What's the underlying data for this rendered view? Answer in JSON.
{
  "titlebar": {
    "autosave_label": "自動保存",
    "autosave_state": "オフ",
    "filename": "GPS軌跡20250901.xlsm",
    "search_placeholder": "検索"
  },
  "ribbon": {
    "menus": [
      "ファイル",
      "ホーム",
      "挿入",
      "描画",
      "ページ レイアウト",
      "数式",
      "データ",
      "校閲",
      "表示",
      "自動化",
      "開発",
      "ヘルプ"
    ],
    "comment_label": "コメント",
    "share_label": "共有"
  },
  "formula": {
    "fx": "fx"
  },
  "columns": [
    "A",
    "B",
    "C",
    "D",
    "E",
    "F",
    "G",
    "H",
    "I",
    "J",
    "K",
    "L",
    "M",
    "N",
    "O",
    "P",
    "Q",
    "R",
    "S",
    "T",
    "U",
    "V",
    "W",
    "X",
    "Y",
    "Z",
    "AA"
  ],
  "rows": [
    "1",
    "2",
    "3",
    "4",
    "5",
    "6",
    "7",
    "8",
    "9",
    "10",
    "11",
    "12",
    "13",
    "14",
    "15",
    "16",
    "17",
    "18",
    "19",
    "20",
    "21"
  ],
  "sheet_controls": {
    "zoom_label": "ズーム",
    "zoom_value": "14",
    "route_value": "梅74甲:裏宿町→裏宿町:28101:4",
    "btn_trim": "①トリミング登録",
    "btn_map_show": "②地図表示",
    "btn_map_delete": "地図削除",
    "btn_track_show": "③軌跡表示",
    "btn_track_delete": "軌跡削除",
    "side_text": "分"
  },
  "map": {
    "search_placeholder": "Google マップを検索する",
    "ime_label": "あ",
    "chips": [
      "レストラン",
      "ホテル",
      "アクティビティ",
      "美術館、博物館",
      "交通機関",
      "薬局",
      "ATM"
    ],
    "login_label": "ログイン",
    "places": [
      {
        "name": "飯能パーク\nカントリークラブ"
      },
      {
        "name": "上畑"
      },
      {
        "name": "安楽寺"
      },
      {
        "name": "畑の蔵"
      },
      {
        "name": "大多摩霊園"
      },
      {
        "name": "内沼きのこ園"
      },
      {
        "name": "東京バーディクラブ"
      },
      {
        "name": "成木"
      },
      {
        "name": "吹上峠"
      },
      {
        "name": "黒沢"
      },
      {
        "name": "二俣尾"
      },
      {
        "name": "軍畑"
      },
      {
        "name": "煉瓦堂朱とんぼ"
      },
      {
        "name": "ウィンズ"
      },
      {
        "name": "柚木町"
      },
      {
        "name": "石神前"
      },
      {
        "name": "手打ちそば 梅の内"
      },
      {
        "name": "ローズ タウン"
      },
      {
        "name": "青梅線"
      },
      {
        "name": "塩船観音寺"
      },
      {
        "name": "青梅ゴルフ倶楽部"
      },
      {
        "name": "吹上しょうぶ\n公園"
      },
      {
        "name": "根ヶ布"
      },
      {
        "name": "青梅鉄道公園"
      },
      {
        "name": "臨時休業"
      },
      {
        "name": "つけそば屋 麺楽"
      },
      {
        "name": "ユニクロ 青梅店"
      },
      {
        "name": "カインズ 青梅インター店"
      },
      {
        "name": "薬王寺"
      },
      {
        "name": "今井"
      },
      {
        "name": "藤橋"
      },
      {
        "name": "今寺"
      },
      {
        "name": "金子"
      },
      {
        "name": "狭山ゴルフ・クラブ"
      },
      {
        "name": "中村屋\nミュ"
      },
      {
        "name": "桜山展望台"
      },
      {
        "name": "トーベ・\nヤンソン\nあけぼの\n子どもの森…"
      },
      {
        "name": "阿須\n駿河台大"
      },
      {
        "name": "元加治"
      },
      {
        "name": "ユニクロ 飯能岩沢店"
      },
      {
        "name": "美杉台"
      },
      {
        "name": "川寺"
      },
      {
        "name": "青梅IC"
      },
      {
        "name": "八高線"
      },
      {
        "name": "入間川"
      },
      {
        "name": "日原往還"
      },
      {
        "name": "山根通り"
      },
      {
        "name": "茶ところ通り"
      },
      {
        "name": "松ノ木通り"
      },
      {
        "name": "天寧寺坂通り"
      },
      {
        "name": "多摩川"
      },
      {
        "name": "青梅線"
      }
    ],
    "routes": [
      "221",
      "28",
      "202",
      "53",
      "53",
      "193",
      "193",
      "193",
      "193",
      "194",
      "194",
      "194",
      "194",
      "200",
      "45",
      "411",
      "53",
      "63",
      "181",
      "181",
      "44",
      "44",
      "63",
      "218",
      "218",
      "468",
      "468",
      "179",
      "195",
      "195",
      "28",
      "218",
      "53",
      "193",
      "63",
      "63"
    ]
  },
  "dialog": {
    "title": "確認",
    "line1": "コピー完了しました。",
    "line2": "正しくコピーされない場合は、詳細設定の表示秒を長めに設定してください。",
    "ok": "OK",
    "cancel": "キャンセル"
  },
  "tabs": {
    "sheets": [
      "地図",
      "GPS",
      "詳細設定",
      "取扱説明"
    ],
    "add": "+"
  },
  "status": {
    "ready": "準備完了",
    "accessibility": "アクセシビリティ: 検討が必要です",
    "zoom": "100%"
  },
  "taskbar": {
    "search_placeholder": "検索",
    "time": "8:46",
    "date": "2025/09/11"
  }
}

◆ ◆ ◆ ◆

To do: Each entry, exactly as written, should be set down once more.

Your solution:
What's the underlying data for this rendered view? Answer in JSON.
{
  "titlebar": {
    "autosave_label": "自動保存",
    "autosave_state": "オフ",
    "filename": "GPS軌跡20250901.xlsm",
    "search_placeholder": "検索"
  },
  "ribbon": {
    "menus": [
      "ファイル",
      "ホーム",
      "挿入",
      "描画",
      "ページ レイアウト",
      "数式",
      "データ",
      "校閲",
      "表示",
      "自動化",
      "開発",
      "ヘルプ"
    ],
    "comment_label": "コメント",
    "share_label": "共有"
  },
  "formula": {
    "fx": "fx"
  },
  "columns": [
    "A",
    "B",
    "C",
    "D",
    "E",
    "F",
    "G",
    "H",
    "I",
    "J",
    "K",
    "L",
    "M",
    "N",
    "O",
    "P",
    "Q",
    "R",
    "S",
    "T",
    "U",
    "V",
    "W",
    "X",
    "Y",
    "Z",
    "AA"
  ],
  "rows": [
    "1",
    "2",
    "3",
    "4",
    "5",
    "6",
    "7",
    "8",
    "9",
    "10",
    "11",
    "12",
    "13",
    "14",
    "15",
    "16",
    "17",
    "18",
    "19",
    "20",
    "21"
  ],
  "sheet_controls": {
    "zoom_label": "ズーム",
    "zoom_value": "14",
    "route_value": "梅74甲:裏宿町→裏宿町:28101:4",
    "btn_trim": "①トリミング登録",
    "btn_map_show": "②地図表示",
    "btn_map_delete": "地図削除",
    "btn_track_show": "③軌跡表示",
    "btn_track_delete": "軌跡削除",
    "side_text": "分"
  },
  "map": {
    "search_placeholder": "Google マップを検索する",
    "ime_label": "あ",
    "chips": [
      "レストラン",
      "ホテル",
      "アクティビティ",
      "美術館、博物館",
      "交通機関",
      "薬局",
      "ATM"
    ],
    "login_label": "ログイン",
    "places": [
      {
        "name": "飯能パーク\nカントリークラブ"
      },
      {
        "name": "上畑"
      },
      {
        "name": "安楽寺"
      },
      {
        "name": "畑の蔵"
      },
      {
        "name": "大多摩霊園"
      },
      {
        "name": "内沼きのこ園"
      },
      {
        "name": "東京バーディクラブ"
      },
      {
        "name": "成木"
      },
      {
        "name": "吹上峠"
      },
      {
        "name": "黒沢"
      },
      {
        "name": "二俣尾"
      },
      {
        "name": "軍畑"
      },
      {
        "name": "煉瓦堂朱とんぼ"
      },
      {
        "name": "ウィンズ"
      },
      {
        "name": "柚木町"
      },
      {
        "name": "石神前"
      },
      {
        "name": "手打ちそば 梅の内"
      },
      {
        "name": "ローズ タウン"
      },
      {
        "name": "青梅線"
      },
      {
        "name": "塩船観音寺"
      },
      {
        "name": "青梅ゴルフ倶楽部"
      },
      {
        "name": "吹上しょうぶ\n公園"
      },
      {
        "name": "根ヶ布"
      },
      {
        "name": "青梅鉄道公園"
      },
      {
        "name": "臨時休業"
      },
      {
        "name": "つけそば屋 麺楽"
      },
      {
        "name": "ユニクロ 青梅店"
      },
      {
        "name": "カインズ 青梅インター店"
      },
      {
        "name": "薬王寺"
      },
      {
        "name": "今井"
      },
      {
        "name": "藤橋"
      },
      {
        "name": "今寺"
      },
      {
        "name": "金子"
      },
      {
        "name": "狭山ゴルフ・クラブ"
      },
      {
        "name": "中村屋\nミュ"
      },
      {
        "name": "桜山展望台"
      },
      {
        "name": "トーベ・\nヤンソン\nあけぼの\n子どもの森…"
      },
      {
        "name": "阿須\n駿河台大"
      },
      {
        "name": "元加治"
      },
      {
        "name": "ユニクロ 飯能岩沢店"
      },
      {
        "name": "美杉台"
      },
      {
        "name": "川寺"
      },
      {
        "name": "青梅IC"
      },
      {
        "name": "八高線"
      },
      {
        "name": "入間川"
      },
      {
        "name": "日原往還"
      },
      {
        "name": "山根通り"
      },
      {
        "name": "茶ところ通り"
      },
      {
        "name": "松ノ木通り"
      },
      {
        "name": "天寧寺坂通り"
      },
      {
        "name": "多摩川"
      },
      {
        "name": "青梅線"
      }
    ],
    "routes": [
      "221",
      "28",
      "202",
      "53",
      "53",
      "193",
      "193",
      "193",
      "193",
      "194",
      "194",
      "194",
      "194",
      "200",
      "45",
      "411",
      "53",
      "63",
      "181",
      "181",
      "44",
      "44",
      "63",
      "218",
      "218",
      "468",
      "468",
      "179",
      "195",
      "195",
      "28",
      "218",
      "53",
      "193",
      "63",
      "63"
    ]
  },
  "dialog": {
    "title": "確認",
    "line1": "コピー完了しました。",
    "line2": "正しくコピーされない場合は、詳細設定の表示秒を長めに設定してください。",
    "ok": "OK",
    "cancel": "キャンセル"
  },
  "tabs": {
    "sheets": [
      "地図",
      "GPS",
      "詳細設定",
      "取扱説明"
    ],
    "add": "+"
  },
  "status": {
    "ready": "準備完了",
    "accessibility": "アクセシビリティ: 検討が必要です",
    "zoom": "100%"
  },
  "taskbar": {
    "search_placeholder": "検索",
    "time": "8:46",
    "date": "2025/09/11"
  }
}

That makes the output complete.